Corthogreen is completely responsible for the packing and handling. In addition to two big machines for seed bags and sachets, which produce 10,000 or 4,000 pieces per hour respectively, the company’s machinery also includes cutting and blister machines as well as special machines for the production of seed tapes, which allow the seeds to be accurately planted in the flowerbed. One of Corthogreen’s particular specialities are seed mats: Two layers of paper are filled with seeds as required and then welded together, individually imprinted and brought into the desired form – besides a row of standard shapes own designs are also possible. In this way, printed messengers with growing contents are created, which decompose completely after being planted. “We are one of three suppliers in Europe, who produce seed mats, because the production entails a sophisticated procedure,” reported Thomas Huntink. “On the one hand, the seeds have to be evenly distributed and the layers of paper have to be firmly adhered, on the other hand one has to be extremely carefully during the subsequent printing process to make sure that the seeds aren’t damaged. In the case of small volumes, the paper is digitally imprinted beforehand, whereby the results don’t quite match the quality of the printing results achieved when the items are printed afterwards.” In addition to in-house packaging, Corthogreen also offers a host of other creative solutions – from terracotta pots to mini buckets and watering cans, through to different tins, boxes, mini greenhouses and baskets. “The same applies for all of the packaging options: They are diversely combinable and designable and as sustainable as possible. For example, we refrain from using plastic as far as possible and implement FSC-certified or recycled paper,” stated Corné Huntink. The company recently moved into an additional building measuring 1,500 m² in nearby Terborg. Besides the main warehouse, the building now accommodates the majority of the machinery as well as the machinery necessary for the pad-printing customising process that is offered for some packaging solutions. A further 1,000 m² of storage space is available in the neighbouring village, where the subsidiary Hupackso is located. Around 40 disabled people are employed there and it is also where the entire handling for Corthogreen and further external contractors takes place. “Thanks to our high capacities, we can also deliver large volumes,” said Thomas Huntink. “For instance we can manage up to 200,000 flower boxes in under two weeks. Furthermore, we are very flexible as far as special designs are concerned, which are standard for many of our customers.” “We have now created the basis for further growth with our new building,” added Corné Huntink, “and the right fertile ground for many further growing promotional ideas.”
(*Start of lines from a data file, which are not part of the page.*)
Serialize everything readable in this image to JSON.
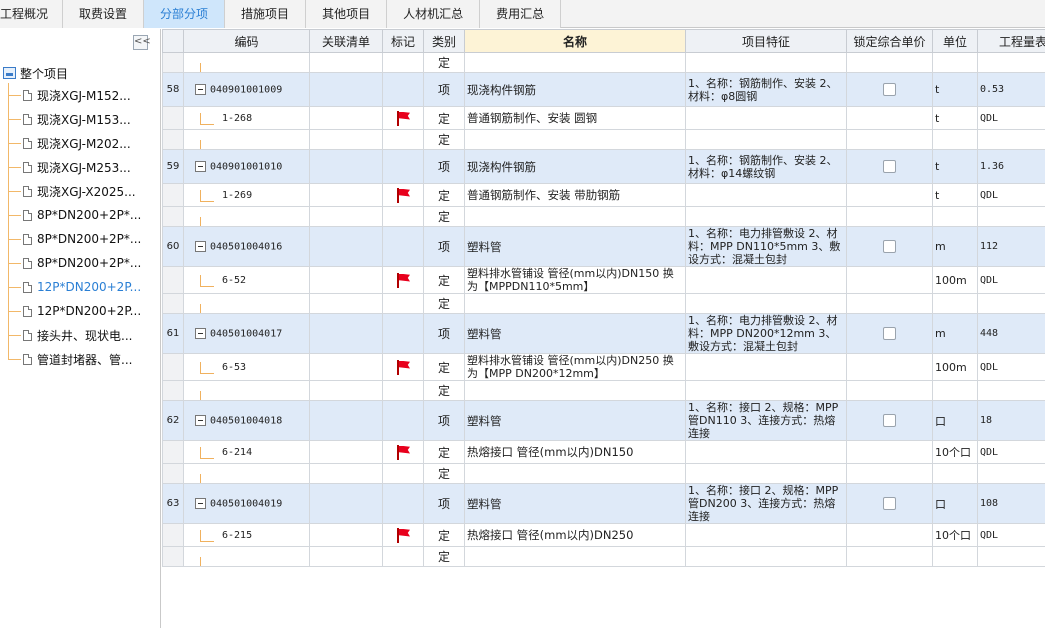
{
  "tabs": [
    "工程概况",
    "取费设置",
    "分部分项",
    "措施项目",
    "其他项目",
    "人材机汇总",
    "费用汇总"
  ],
  "active_tab": 2,
  "left_panel": {
    "collapse_glyph": "<<",
    "root_label": "整个项目",
    "items": [
      {
        "label": "现浇XGJ-M152..."
      },
      {
        "label": "现浇XGJ-M153..."
      },
      {
        "label": "现浇XGJ-M202..."
      },
      {
        "label": "现浇XGJ-M253..."
      },
      {
        "label": "现浇XGJ-X2025..."
      },
      {
        "label": "8P*DN200+2P*..."
      },
      {
        "label": "8P*DN200+2P*..."
      },
      {
        "label": "8P*DN200+2P*..."
      },
      {
        "label": "12P*DN200+2P..."
      },
      {
        "label": "12P*DN200+2P..."
      },
      {
        "label": "接头井、现状电..."
      },
      {
        "label": "管道封堵器、管..."
      }
    ],
    "selected_index": 8
  },
  "grid": {
    "headers": {
      "code": "编码",
      "linked": "关联清单",
      "mark": "标记",
      "category": "类别",
      "name": "名称",
      "features": "项目特征",
      "lock_price": "锁定综合单价",
      "unit": "单位",
      "quantity": "工程量表"
    },
    "rows": [
      {
        "kind": "blank",
        "num": "",
        "code": "",
        "category": "定",
        "name": "",
        "features": "",
        "unit": "",
        "qty": "",
        "flag": false
      },
      {
        "kind": "item",
        "num": "58",
        "code": "040901001009",
        "category": "项",
        "name": "现浇构件钢筋",
        "features": "1、名称：钢筋制作、安装 2、材料：φ8圆钢",
        "unit": "t",
        "qty": "0.53",
        "flag": false
      },
      {
        "kind": "sub",
        "num": "",
        "code": "1-268",
        "category": "定",
        "name": "普通钢筋制作、安装 圆钢",
        "features": "",
        "unit": "t",
        "qty": "QDL",
        "flag": true
      },
      {
        "kind": "blank",
        "num": "",
        "code": "",
        "category": "定",
        "name": "",
        "features": "",
        "unit": "",
        "qty": "",
        "flag": false
      },
      {
        "kind": "item",
        "num": "59",
        "code": "040901001010",
        "category": "项",
        "name": "现浇构件钢筋",
        "features": "1、名称：钢筋制作、安装 2、材料：φ14螺纹钢",
        "unit": "t",
        "qty": "1.36",
        "flag": false
      },
      {
        "kind": "sub",
        "num": "",
        "code": "1-269",
        "category": "定",
        "name": "普通钢筋制作、安装 带肋钢筋",
        "features": "",
        "unit": "t",
        "qty": "QDL",
        "flag": true
      },
      {
        "kind": "blank",
        "num": "",
        "code": "",
        "category": "定",
        "name": "",
        "features": "",
        "unit": "",
        "qty": "",
        "flag": false
      },
      {
        "kind": "item",
        "num": "60",
        "code": "040501004016",
        "category": "项",
        "name": "塑料管",
        "features": "1、名称：电力排管敷设 2、材料：MPP DN110*5mm 3、敷设方式：混凝土包封",
        "unit": "m",
        "qty": "112",
        "flag": false
      },
      {
        "kind": "sub",
        "num": "",
        "code": "6-52",
        "category": "定",
        "name": "塑料排水管铺设 管径(mm以内)DN150 换为【MPPDN110*5mm】",
        "features": "",
        "unit": "100m",
        "qty": "QDL",
        "flag": true
      },
      {
        "kind": "blank",
        "num": "",
        "code": "",
        "category": "定",
        "name": "",
        "features": "",
        "unit": "",
        "qty": "",
        "flag": false
      },
      {
        "kind": "item",
        "num": "61",
        "code": "040501004017",
        "category": "项",
        "name": "塑料管",
        "features": "1、名称：电力排管敷设 2、材料：MPP DN200*12mm 3、敷设方式：混凝土包封",
        "unit": "m",
        "qty": "448",
        "flag": false
      },
      {
        "kind": "sub",
        "num": "",
        "code": "6-53",
        "category": "定",
        "name": "塑料排水管铺设 管径(mm以内)DN250 换为【MPP DN200*12mm】",
        "features": "",
        "unit": "100m",
        "qty": "QDL",
        "flag": true
      },
      {
        "kind": "blank",
        "num": "",
        "code": "",
        "category": "定",
        "name": "",
        "features": "",
        "unit": "",
        "qty": "",
        "flag": false
      },
      {
        "kind": "item",
        "num": "62",
        "code": "040501004018",
        "category": "项",
        "name": "塑料管",
        "features": "1、名称：接口 2、规格：MPP管DN110 3、连接方式：热熔连接",
        "unit": "口",
        "qty": "18",
        "flag": false
      },
      {
        "kind": "sub",
        "num": "",
        "code": "6-214",
        "category": "定",
        "name": "热熔接口 管径(mm以内)DN150",
        "features": "",
        "unit": "10个口",
        "qty": "QDL",
        "flag": true
      },
      {
        "kind": "blank",
        "num": "",
        "code": "",
        "category": "定",
        "name": "",
        "features": "",
        "unit": "",
        "qty": "",
        "flag": false
      },
      {
        "kind": "item",
        "num": "63",
        "code": "040501004019",
        "category": "项",
        "name": "塑料管",
        "features": "1、名称：接口 2、规格：MPP管DN200 3、连接方式：热熔连接",
        "unit": "口",
        "qty": "108",
        "flag": false
      },
      {
        "kind": "sub",
        "num": "",
        "code": "6-215",
        "category": "定",
        "name": "热熔接口 管径(mm以内)DN250",
        "features": "",
        "unit": "10个口",
        "qty": "QDL",
        "flag": true
      },
      {
        "kind": "blank",
        "num": "",
        "code": "",
        "category": "定",
        "name": "",
        "features": "",
        "unit": "",
        "qty": "",
        "flag": false
      }
    ]
  }
}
// Till Barth

photos: Till Barth, ©WA Media (1); Corthogreen (2)

Print Friendly, PDF & Email
2017-09-15T14:41:20+00:00 September 13th, 2017|